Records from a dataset
════════════════

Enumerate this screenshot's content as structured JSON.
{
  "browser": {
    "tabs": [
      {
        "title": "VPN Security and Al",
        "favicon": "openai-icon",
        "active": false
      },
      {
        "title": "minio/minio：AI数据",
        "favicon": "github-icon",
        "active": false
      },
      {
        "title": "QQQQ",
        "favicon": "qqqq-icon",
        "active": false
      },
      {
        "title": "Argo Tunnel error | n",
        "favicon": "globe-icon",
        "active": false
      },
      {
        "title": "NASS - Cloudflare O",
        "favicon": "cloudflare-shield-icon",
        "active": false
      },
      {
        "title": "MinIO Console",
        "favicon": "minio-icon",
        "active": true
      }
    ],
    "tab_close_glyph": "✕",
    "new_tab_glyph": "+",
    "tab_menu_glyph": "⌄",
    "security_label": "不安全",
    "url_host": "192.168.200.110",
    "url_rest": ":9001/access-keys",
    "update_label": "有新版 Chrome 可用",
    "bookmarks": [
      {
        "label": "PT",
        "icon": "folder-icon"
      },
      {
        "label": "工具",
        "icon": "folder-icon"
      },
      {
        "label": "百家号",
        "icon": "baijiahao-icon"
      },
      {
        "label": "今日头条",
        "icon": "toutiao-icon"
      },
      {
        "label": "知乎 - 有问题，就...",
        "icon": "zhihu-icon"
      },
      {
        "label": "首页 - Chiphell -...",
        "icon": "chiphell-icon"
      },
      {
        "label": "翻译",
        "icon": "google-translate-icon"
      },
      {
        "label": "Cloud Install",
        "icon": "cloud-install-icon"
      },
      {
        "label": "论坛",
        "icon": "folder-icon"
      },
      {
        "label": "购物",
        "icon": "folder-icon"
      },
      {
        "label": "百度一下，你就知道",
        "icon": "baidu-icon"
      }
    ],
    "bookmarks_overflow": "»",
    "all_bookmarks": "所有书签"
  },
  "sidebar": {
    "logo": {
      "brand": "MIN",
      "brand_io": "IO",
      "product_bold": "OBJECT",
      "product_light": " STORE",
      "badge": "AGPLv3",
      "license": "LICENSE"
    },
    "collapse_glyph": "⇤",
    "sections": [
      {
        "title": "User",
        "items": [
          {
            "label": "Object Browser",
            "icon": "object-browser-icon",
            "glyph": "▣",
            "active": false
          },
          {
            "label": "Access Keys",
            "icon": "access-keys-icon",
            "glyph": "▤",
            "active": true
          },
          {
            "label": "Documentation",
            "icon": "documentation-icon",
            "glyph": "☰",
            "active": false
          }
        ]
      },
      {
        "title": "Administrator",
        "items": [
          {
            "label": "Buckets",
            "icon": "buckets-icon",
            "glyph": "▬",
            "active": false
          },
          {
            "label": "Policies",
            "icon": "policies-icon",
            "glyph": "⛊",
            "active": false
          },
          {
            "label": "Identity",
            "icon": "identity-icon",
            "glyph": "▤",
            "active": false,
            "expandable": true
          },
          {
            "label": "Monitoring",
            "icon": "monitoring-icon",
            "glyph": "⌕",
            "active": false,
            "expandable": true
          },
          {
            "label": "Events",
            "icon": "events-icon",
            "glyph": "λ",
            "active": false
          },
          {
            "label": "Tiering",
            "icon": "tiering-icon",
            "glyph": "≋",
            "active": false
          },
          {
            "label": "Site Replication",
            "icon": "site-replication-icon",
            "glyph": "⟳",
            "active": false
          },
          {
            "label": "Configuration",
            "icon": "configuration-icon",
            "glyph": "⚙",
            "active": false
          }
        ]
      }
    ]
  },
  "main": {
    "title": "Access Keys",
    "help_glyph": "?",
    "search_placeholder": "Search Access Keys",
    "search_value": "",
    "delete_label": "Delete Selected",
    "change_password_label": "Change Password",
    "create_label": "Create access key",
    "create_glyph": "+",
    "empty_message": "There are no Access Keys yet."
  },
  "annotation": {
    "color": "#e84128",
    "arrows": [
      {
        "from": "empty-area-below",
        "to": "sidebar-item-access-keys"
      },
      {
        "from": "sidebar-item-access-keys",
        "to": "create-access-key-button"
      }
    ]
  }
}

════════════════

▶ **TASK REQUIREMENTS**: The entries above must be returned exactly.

▶ **WRITTEN RESPONSE**:
Enumerate this screenshot's content as structured JSON.
{
  "browser": {
    "tabs": [
      {
        "title": "VPN Security and Al",
        "favicon": "openai-icon",
        "active": false
      },
      {
        "title": "minio/minio：AI数据",
        "favicon": "github-icon",
        "active": false
      },
      {
        "title": "QQQQ",
        "favicon": "qqqq-icon",
        "active": false
      },
      {
        "title": "Argo Tunnel error | n",
        "favicon": "globe-icon",
        "active": false
      },
      {
        "title": "NASS - Cloudflare O",
        "favicon": "cloudflare-shield-icon",
        "active": false
      },
      {
        "title": "MinIO Console",
        "favicon": "minio-icon",
        "active": true
      }
    ],
    "tab_close_glyph": "✕",
    "new_tab_glyph": "+",
    "tab_menu_glyph": "⌄",
    "security_label": "不安全",
    "url_host": "192.168.200.110",
    "url_rest": ":9001/access-keys",
    "update_label": "有新版 Chrome 可用",
    "bookmarks": [
      {
        "label": "PT",
        "icon": "folder-icon"
      },
      {
        "label": "工具",
        "icon": "folder-icon"
      },
      {
        "label": "百家号",
        "icon": "baijiahao-icon"
      },
      {
        "label": "今日头条",
        "icon": "toutiao-icon"
      },
      {
        "label": "知乎 - 有问题，就...",
        "icon": "zhihu-icon"
      },
      {
        "label": "首页 - Chiphell -...",
        "icon": "chiphell-icon"
      },
      {
        "label": "翻译",
        "icon": "google-translate-icon"
      },
      {
        "label": "Cloud Install",
        "icon": "cloud-install-icon"
      },
      {
        "label": "论坛",
        "icon": "folder-icon"
      },
      {
        "label": "购物",
        "icon": "folder-icon"
      },
      {
        "label": "百度一下，你就知道",
        "icon": "baidu-icon"
      }
    ],
    "bookmarks_overflow": "»",
    "all_bookmarks": "所有书签"
  },
  "sidebar": {
    "logo": {
      "brand": "MIN",
      "brand_io": "IO",
      "product_bold": "OBJECT",
      "product_light": " STORE",
      "badge": "AGPLv3",
      "license": "LICENSE"
    },
    "collapse_glyph": "⇤",
    "sections": [
      {
        "title": "User",
        "items": [
          {
            "label": "Object Browser",
            "icon": "object-browser-icon",
            "glyph": "▣",
            "active": false
          },
          {
            "label": "Access Keys",
            "icon": "access-keys-icon",
            "glyph": "▤",
            "active": true
          },
          {
            "label": "Documentation",
            "icon": "documentation-icon",
            "glyph": "☰",
            "active": false
          }
        ]
      },
      {
        "title": "Administrator",
        "items": [
          {
            "label": "Buckets",
            "icon": "buckets-icon",
            "glyph": "▬",
            "active": false
          },
          {
            "label": "Policies",
            "icon": "policies-icon",
            "glyph": "⛊",
            "active": false
          },
          {
            "label": "Identity",
            "icon": "identity-icon",
            "glyph": "▤",
            "active": false,
            "expandable": true
          },
          {
            "label": "Monitoring",
            "icon": "monitoring-icon",
            "glyph": "⌕",
            "active": false,
            "expandable": true
          },
          {
            "label": "Events",
            "icon": "events-icon",
            "glyph": "λ",
            "active": false
          },
          {
            "label": "Tiering",
            "icon": "tiering-icon",
            "glyph": "≋",
            "active": false
          },
          {
            "label": "Site Replication",
            "icon": "site-replication-icon",
            "glyph": "⟳",
            "active": false
          },
          {
            "label": "Configuration",
            "icon": "configuration-icon",
            "glyph": "⚙",
            "active": false
          }
        ]
      }
    ]
  },
  "main": {
    "title": "Access Keys",
    "help_glyph": "?",
    "search_placeholder": "Search Access Keys",
    "search_value": "",
    "delete_label": "Delete Selected",
    "change_password_label": "Change Password",
    "create_label": "Create access key",
    "create_glyph": "+",
    "empty_message": "There are no Access Keys yet."
  },
  "annotation": {
    "color": "#e84128",
    "arrows": [
      {
        "from": "empty-area-below",
        "to": "sidebar-item-access-keys"
      },
      {
        "from": "sidebar-item-access-keys",
        "to": "create-access-key-button"
      }
    ]
  }
}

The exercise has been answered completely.